Completed in 1970, Philip Johnson designed the Sculpture Gallery to house his growing sculpture collection. Inspired, in part, by the Greek islands and their many villages marked by stairways. Johnson remarked that in these villages, “every street is a staircase to somewhere.” The building’s plan comprises a series of squares set at 45-degree angles to each other. Staircases spiral down past a series of bays, which contain sculptures in the following visual sequence: Michael Heizer, Robert Rauschenberg, George Segal, John Chamberlain, Frank Stella, Bruce Nauman, Robert Morris, and Andrew Lord.

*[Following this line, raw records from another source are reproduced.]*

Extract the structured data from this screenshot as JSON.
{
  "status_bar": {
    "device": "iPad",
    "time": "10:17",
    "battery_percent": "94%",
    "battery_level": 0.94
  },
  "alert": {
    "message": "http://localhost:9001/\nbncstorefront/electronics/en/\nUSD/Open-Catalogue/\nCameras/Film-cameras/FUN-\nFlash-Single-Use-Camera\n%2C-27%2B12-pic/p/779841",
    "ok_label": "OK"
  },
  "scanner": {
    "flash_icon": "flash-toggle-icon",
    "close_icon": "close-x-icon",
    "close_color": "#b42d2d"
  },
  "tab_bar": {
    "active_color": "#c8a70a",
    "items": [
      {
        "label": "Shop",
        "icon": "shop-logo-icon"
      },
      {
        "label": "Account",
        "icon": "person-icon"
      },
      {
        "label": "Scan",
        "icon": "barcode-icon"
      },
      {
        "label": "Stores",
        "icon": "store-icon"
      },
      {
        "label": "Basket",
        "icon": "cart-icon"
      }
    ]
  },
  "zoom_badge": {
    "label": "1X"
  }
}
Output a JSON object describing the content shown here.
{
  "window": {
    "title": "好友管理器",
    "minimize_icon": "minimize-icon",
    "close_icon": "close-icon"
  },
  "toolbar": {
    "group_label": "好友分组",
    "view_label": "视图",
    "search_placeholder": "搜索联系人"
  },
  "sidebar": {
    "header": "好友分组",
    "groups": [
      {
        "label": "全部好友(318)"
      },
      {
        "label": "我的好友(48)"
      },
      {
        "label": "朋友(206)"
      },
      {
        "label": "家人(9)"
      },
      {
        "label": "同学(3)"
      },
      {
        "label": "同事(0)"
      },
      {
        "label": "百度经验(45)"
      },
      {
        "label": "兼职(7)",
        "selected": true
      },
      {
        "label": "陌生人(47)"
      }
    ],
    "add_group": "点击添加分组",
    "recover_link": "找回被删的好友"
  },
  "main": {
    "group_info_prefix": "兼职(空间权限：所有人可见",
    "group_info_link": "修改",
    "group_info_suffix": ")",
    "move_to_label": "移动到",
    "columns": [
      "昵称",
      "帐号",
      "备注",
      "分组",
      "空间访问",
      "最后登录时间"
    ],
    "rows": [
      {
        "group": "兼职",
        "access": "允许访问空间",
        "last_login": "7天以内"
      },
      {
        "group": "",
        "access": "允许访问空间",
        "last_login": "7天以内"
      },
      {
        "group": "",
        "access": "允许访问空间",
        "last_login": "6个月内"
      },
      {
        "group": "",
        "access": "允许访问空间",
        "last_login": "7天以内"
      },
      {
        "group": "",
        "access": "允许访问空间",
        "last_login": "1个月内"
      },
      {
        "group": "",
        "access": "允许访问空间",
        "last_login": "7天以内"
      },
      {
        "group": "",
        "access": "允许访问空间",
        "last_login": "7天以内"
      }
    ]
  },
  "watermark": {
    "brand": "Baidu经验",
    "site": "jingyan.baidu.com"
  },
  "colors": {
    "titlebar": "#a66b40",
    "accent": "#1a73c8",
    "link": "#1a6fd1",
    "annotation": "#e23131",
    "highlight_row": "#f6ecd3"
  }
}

A tubular steel skeleton from which a cold cathode lighting system is suspended supports the building’s aluminum and glass skylight. Sunny conditions reveal an extremely complex pattern of light and shadow in the building’s interior five levels. The structure so pleased Johnson that he seriously considered moving his residence from the Glass House to the Sculpture Gallery. However, he did not, stating, “Where would I have put the sculpture?”
The complete restoration of the Sculpture Gallery began on May 6 and will take approximately ten months to complete. The project architect is Philip Johnson Alan Ritchie Architects and the prime contractor is Nicholson & Galloway, Inc.
The scope of the project includes the removal and replacement of a complete skylight roof system of glass set in anodized aluminum extrusions; the preparation and painting of structural steel; the replacement of a cold-cathode lighting system and refurbishment of electric heat units. An optional scope includes sub-grade waterproofing, and inspection and museum-quality painting of interior and exterior walls of the brick structure.
Oldcastle BuildingEnvelope® continues their ongoing commitment to architecture and the arts with their support of the restoration of the Sculpture Gallery, one of 14 structures of The Glass House, a site of the National Trust for Historic Preservation. This project marks the largest and most complex preservation project at The Glass House to date and is the latest in a long-standing partnership between Oldcastle BuildingEnvelope® and The Glass House.